* So it turns out I have a competence-fantasy soft spot after all, and Mike lives right in the middle of it. What a wonderfully world-weary ruthlessly efficient killing machine he is, and how bummed I was to see him all out of sorts following Victor’s murder (the way he turned his gun instinctively in Gus and Victor’s direction as it went down was a beautiful touch on the actor’s part — it wasn’t in any way clear whether it was meant to be trained on Gus or Victor, because I think Mike wasn’t sure either). I was glad to see he got his mojo back during the attempt to hijack his truck, and I was even gladder to see him and Gus conspire to heal Jesse’s heart. Awww. I love the lovable old murderer, and the discomfort I feel when he’s uncomfortable makes me a lot more sympathetic to everyone who just wants Don Draper or Wolverine or Tony Soprano to stay on top of the world at all times.

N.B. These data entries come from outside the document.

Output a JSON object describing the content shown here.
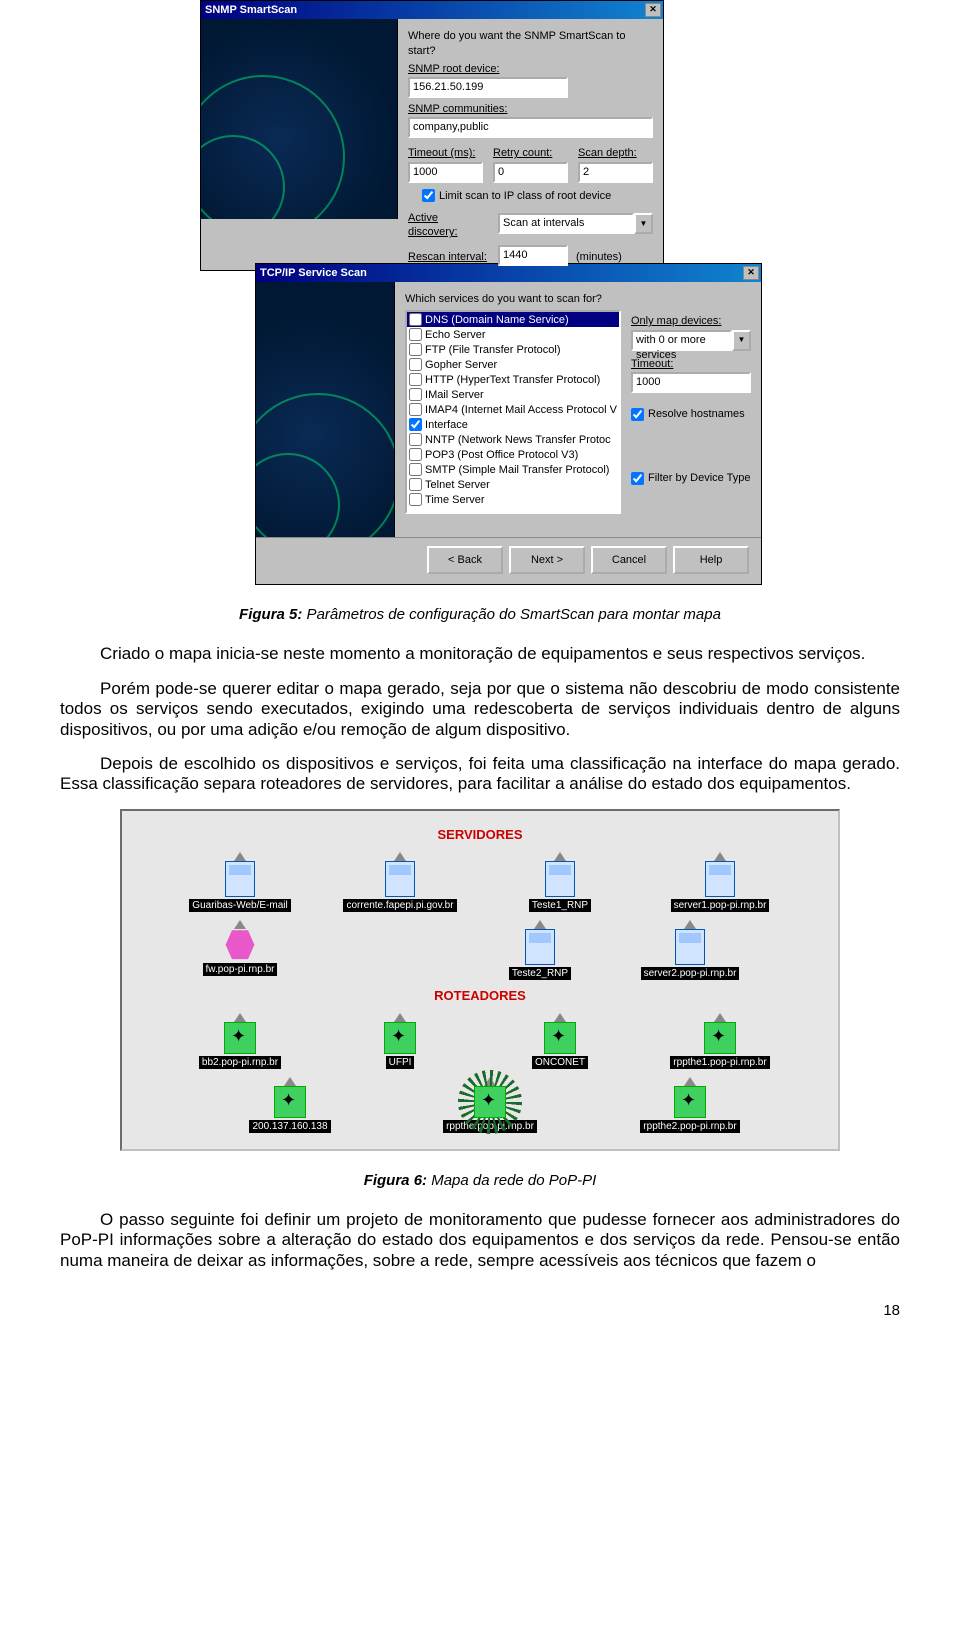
{
  "smartscan": {
    "title": "SNMP SmartScan",
    "q": "Where do you want the SNMP SmartScan to start?",
    "root_label": "SNMP root device:",
    "root_value": "156.21.50.199",
    "comm_label": "SNMP communities:",
    "comm_value": "company,public",
    "timeout_label": "Timeout (ms):",
    "timeout_value": "1000",
    "retry_label": "Retry count:",
    "retry_value": "0",
    "depth_label": "Scan depth:",
    "depth_value": "2",
    "limit_check": "Limit scan to IP class of root device",
    "active_label": "Active discovery:",
    "active_value": "Scan at intervals",
    "rescan_label": "Rescan interval:",
    "rescan_value": "1440",
    "rescan_unit": "(minutes)"
  },
  "tcpscan": {
    "title": "TCP/IP Service Scan",
    "q": "Which services do you want to scan for?",
    "services": [
      {
        "checked": false,
        "label": "DNS (Domain Name Service)"
      },
      {
        "checked": false,
        "label": "Echo Server"
      },
      {
        "checked": false,
        "label": "FTP (File Transfer Protocol)"
      },
      {
        "checked": false,
        "label": "Gopher Server"
      },
      {
        "checked": false,
        "label": "HTTP (HyperText Transfer Protocol)"
      },
      {
        "checked": false,
        "label": "IMail Server"
      },
      {
        "checked": false,
        "label": "IMAP4 (Internet Mail Access Protocol V"
      },
      {
        "checked": true,
        "label": "Interface"
      },
      {
        "checked": false,
        "label": "NNTP (Network News Transfer Protoc"
      },
      {
        "checked": false,
        "label": "POP3 (Post Office Protocol V3)"
      },
      {
        "checked": false,
        "label": "SMTP (Simple Mail Transfer Protocol)"
      },
      {
        "checked": false,
        "label": "Telnet Server"
      },
      {
        "checked": false,
        "label": "Time Server"
      }
    ],
    "only_map_label": "Only map devices:",
    "only_map_value": "with 0 or more services",
    "timeout_label": "Timeout:",
    "timeout_value": "1000",
    "resolve_check": "Resolve hostnames",
    "filter_check": "Filter by Device Type",
    "back": "< Back",
    "next": "Next >",
    "cancel": "Cancel",
    "help": "Help"
  },
  "fig5_caption_bold": "Figura 5:",
  "fig5_caption": " Parâmetros de configuração do SmartScan para montar mapa",
  "para1": "Criado o mapa inicia-se neste momento a monitoração de equipamentos e seus respectivos serviços.",
  "para2": "Porém pode-se querer editar o mapa gerado, seja por que o sistema não descobriu de modo consistente todos os serviços sendo executados, exigindo uma redescoberta de serviços individuais dentro de alguns dispositivos, ou por uma adição e/ou remoção de algum dispositivo.",
  "para3": "Depois de escolhido os dispositivos e serviços, foi feita uma classificação na interface do mapa gerado. Essa classificação separa roteadores de servidores, para facilitar a análise do estado dos equipamentos.",
  "netmap": {
    "servers_title": "SERVIDORES",
    "servers_row1": [
      "Guaribas-Web/E-mail",
      "corrente.fapepi.pi.gov.br",
      "Teste1_RNP",
      "server1.pop-pi.rnp.br"
    ],
    "servers_row2": [
      "fw.pop-pi.rnp.br",
      "Teste2_RNP",
      "server2.pop-pi.rnp.br"
    ],
    "routers_title": "ROTEADORES",
    "routers_row1": [
      "bb2.pop-pi.rnp.br",
      "UFPI",
      "ONCONET",
      "rppthe1.pop-pi.rnp.br"
    ],
    "routers_row2": [
      "200.137.160.138",
      "rppthe.pop-pi.rnp.br",
      "rppthe2.pop-pi.rnp.br"
    ]
  },
  "fig6_caption_bold": "Figura 6:",
  "fig6_caption": " Mapa da rede do PoP-PI",
  "para4": "O passo seguinte foi definir um projeto de monitoramento que pudesse fornecer aos administradores do PoP-PI informações sobre a alteração do estado dos equipamentos e dos serviços da rede. Pensou-se então numa maneira de deixar as informações, sobre a rede, sempre acessíveis aos técnicos que fazem o",
  "pagenum": "18"
}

* Hank is impossible to like for much of the proceedings here, but his fellow cops are still coming to him for advice. He really is a good cop, and as the show progresses he’s stealthily being built into the cops from The Wire — the rival protagonist to the charismatic lawbreakers. You’re never quite sure who you’re rooting for.
* Hell, even Walt seems unsure. His drunken assertion that Heisenberg’s still out there is a leeeeeetle close to an idiot plot, yet it’s also an unconsciously altruistic act on Hank’s behalf. The guy needs his white whale, and for whatever reason — ego, stupidity, a desire to get caught — Walt gave that back to him.

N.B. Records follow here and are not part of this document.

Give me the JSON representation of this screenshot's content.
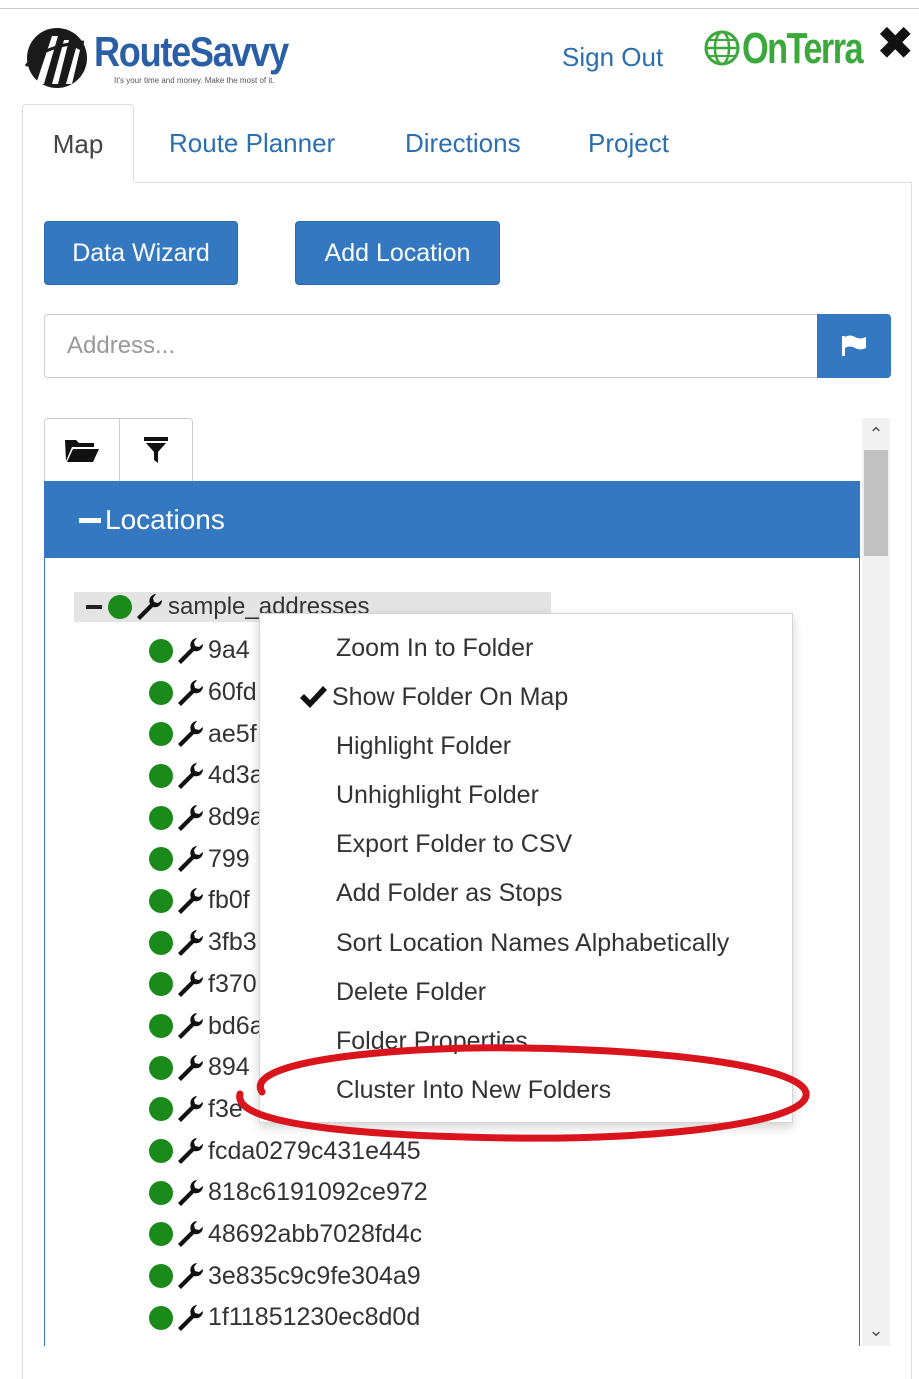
{
  "header": {
    "logo_name": "RouteSavvy",
    "logo_tagline": "It's your time and money. Make the most of it.",
    "sign_out": "Sign Out",
    "partner_logo": "OnTerra",
    "close_icon": "close-icon"
  },
  "tabs": [
    {
      "label": "Map",
      "active": true
    },
    {
      "label": "Route Planner",
      "active": false
    },
    {
      "label": "Directions",
      "active": false
    },
    {
      "label": "Project",
      "active": false
    }
  ],
  "buttons": {
    "data_wizard": "Data Wizard",
    "add_location": "Add Location"
  },
  "address": {
    "placeholder": "Address...",
    "value": "",
    "submit_icon": "flag-icon"
  },
  "toolbar": {
    "open_icon": "folder-open-icon",
    "filter_icon": "filter-icon"
  },
  "locations": {
    "header": "Locations",
    "folder": "sample_addresses",
    "items": [
      "9a4",
      "60fd",
      "ae5f",
      "4d3a",
      "8d9a",
      "799",
      "fb0f",
      "3fb3",
      "f370",
      "bd6a",
      "894",
      "f3e",
      "fcda0279c431e445",
      "818c6191092ce972",
      "48692abb7028fd4c",
      "3e835c9c9fe304a9",
      "1f11851230ec8d0d"
    ]
  },
  "context_menu": {
    "items": [
      {
        "label": "Zoom In to Folder",
        "checked": false
      },
      {
        "label": "Show Folder On Map",
        "checked": true
      },
      {
        "label": "Highlight Folder",
        "checked": false
      },
      {
        "label": "Unhighlight Folder",
        "checked": false
      },
      {
        "label": "Export Folder to CSV",
        "checked": false
      },
      {
        "label": "Add Folder as Stops",
        "checked": false
      },
      {
        "label": "Sort Location Names Alphabetically",
        "checked": false
      },
      {
        "label": "Delete Folder",
        "checked": false
      },
      {
        "label": "Folder Properties",
        "checked": false
      },
      {
        "label": "Cluster Into New Folders",
        "checked": false
      }
    ]
  },
  "colors": {
    "brand_blue": "#3478c1",
    "status_green": "#1a8a1a",
    "annotation_red": "#d9141c"
  }
}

* “Since when do vegans eat fried chicken?” Good question, Hank!
* I’m always pleased to see characters catch on to schemes you’d expect to drive the plot for some time. Jesse wised up real quick to the fact that he’s now Mike’s right-hand man because Gus wants him babysat. And Walt got even wiser nearly as fast, correctly deducing that the attempted stick-up was a way to let Jesse play the hero. Of course, being Walt, he put this in precisely the worst possible way, and Jesse reacted with scorn. Mister “I AM THE DANGER, I AM THE ONE WHO KNOCKS” needs to revisit his Dale Carnegie.